Role of Media

The Role of Media

In a time with such a multitude of information access points and   extensive diversity of opinions, it can be easy for one to be convinced that the mass media exists, in general, to both question and inform so that every citizens may participate to their full potential in a democracy. A handful of people have rightly questioned this assumption, putting forth hypothesises in stark contrast with such an optimistic opinion. In his famous work Manufacturing Consent, Noam Chomsky postulates that privately owned media subjects its viewers to five filters: ownership, advertising, sourcing, and anti-communism, all in the name of profit. There is little doubt that there are truths to this assumption, however it is important to note that media exists to inform and any deviation from objective reporting can be explained by the pressures of ownership, advertising contributors and audience demands. Because all media sources want to expand their influence, where the funding comes from will dictate both what filters are applied to that media organization and to what extent media content is limited.

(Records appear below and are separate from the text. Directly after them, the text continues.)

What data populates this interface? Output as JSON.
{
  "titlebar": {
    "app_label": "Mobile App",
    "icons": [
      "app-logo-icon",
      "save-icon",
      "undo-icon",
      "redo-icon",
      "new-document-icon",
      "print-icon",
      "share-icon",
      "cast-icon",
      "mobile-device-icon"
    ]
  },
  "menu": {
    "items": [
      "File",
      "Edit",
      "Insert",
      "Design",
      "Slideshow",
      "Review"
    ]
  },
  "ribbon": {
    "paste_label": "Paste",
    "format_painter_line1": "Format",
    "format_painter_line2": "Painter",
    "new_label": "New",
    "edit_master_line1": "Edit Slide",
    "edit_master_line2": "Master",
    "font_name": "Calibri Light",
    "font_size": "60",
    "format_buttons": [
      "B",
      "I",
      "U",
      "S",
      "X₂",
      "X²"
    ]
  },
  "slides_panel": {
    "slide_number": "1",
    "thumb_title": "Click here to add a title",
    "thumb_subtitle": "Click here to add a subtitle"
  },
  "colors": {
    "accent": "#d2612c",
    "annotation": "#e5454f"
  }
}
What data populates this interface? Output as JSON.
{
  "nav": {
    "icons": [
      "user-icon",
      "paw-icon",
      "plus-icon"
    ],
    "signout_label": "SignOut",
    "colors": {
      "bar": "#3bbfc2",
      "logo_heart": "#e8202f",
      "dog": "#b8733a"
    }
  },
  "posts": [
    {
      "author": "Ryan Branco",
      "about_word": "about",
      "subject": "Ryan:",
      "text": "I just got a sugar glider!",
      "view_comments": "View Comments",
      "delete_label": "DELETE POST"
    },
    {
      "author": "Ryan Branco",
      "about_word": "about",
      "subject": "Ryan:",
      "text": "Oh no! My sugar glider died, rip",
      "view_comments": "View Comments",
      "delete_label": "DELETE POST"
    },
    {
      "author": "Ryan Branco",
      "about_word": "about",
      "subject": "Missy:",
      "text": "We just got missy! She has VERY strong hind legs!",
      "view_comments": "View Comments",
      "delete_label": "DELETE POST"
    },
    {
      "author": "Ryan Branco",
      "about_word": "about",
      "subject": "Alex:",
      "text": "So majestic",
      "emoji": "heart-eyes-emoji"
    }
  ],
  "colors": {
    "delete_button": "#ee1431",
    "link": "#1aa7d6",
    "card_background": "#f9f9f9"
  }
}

Publicly traded corporations are often the most powerful entities in society. When it comes to media, this power is compounded by what we know as the power of the press. With large portions of their revenue coming from shareholder investments, the ownership filter will be the dominant influence in limiting the content of a publicly traded news corporation. Fox news for example is owned and operated by the News Corporation which pulled in $1.417 billion dollars (U.S) from stocks, nearly 95 percent of the company’s net income. (News Corporation) They are also widely criticized for being strongly biased backers of the republican party. As a segment of a corporation   propped up mostly by stockholders, Fox News need not worry about intolerances to their biased reporting seeing as viewership, and therefore advertising, are far less significant factors than pleasing...